Rufus - I Was Back From Nigeria (Crowdpleaser remix) [BoscoEXV001]
I.F.M. World Is Changed [Bosco014]
Mass prod - Don't Be Anger [Bosco008]
The Oliverwho Factory - Together (Altered States mix) [Bosco016]
The Clover - Feelings [Bosco010]
Rondenion - Like A Child [BoscoEXV005]
Altered Natives - Heavenly Melodies [Bosco013]
Minimono - Little Liars [Bosco006]
Alex Picone - Dry Scream [Bosco024]
Quitèfrùt - Absoluca (P&D remix) [Bosco003]
Corcos - Reliable & Immature (Gari Romalis remix) [BosQRT003]13. Ricardo Miranda - No Sound [Bosco017]
100Hz - The Field [Bosco004]
Fabio Della Torre - Thrilled (Eduard De La Calle remix) [Bosco020]
A Guy Called Gerald - How Long Is Now [Bosco021]
Life's Track - Life's Track 04 [Bosco015]

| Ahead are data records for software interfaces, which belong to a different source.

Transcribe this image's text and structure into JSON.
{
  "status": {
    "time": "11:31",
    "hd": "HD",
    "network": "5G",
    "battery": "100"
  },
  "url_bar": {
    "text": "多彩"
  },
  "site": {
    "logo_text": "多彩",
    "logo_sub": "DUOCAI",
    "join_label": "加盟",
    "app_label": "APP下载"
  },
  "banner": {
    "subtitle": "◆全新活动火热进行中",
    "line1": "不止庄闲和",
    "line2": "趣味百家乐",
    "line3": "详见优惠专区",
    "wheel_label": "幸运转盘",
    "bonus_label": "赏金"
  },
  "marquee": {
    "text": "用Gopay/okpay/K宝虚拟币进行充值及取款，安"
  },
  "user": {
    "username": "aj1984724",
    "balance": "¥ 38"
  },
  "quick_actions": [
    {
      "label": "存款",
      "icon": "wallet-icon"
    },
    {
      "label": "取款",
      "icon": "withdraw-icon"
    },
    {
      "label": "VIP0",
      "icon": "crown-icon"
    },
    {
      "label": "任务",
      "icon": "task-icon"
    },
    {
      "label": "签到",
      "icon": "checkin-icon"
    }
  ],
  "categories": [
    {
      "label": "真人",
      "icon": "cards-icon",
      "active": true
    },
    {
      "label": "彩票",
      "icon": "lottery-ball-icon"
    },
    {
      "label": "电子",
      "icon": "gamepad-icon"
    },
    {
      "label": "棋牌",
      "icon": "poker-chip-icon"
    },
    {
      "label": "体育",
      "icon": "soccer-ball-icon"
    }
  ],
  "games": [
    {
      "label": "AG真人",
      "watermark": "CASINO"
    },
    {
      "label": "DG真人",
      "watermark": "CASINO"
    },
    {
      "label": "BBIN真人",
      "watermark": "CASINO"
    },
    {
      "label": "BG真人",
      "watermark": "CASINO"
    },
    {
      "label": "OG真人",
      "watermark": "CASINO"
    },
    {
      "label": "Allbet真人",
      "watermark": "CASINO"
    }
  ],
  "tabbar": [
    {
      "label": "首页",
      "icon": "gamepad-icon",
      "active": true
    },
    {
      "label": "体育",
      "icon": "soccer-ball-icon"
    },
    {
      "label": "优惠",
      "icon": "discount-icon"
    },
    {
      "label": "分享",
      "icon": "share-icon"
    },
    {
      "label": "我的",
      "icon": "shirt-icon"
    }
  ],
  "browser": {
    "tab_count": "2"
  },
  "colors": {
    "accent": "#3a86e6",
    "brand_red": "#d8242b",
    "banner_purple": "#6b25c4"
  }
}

Riccio - Dreamin' [BoscoEXV004]
Le Macchine - Eternal Sample [BoscoEXV012]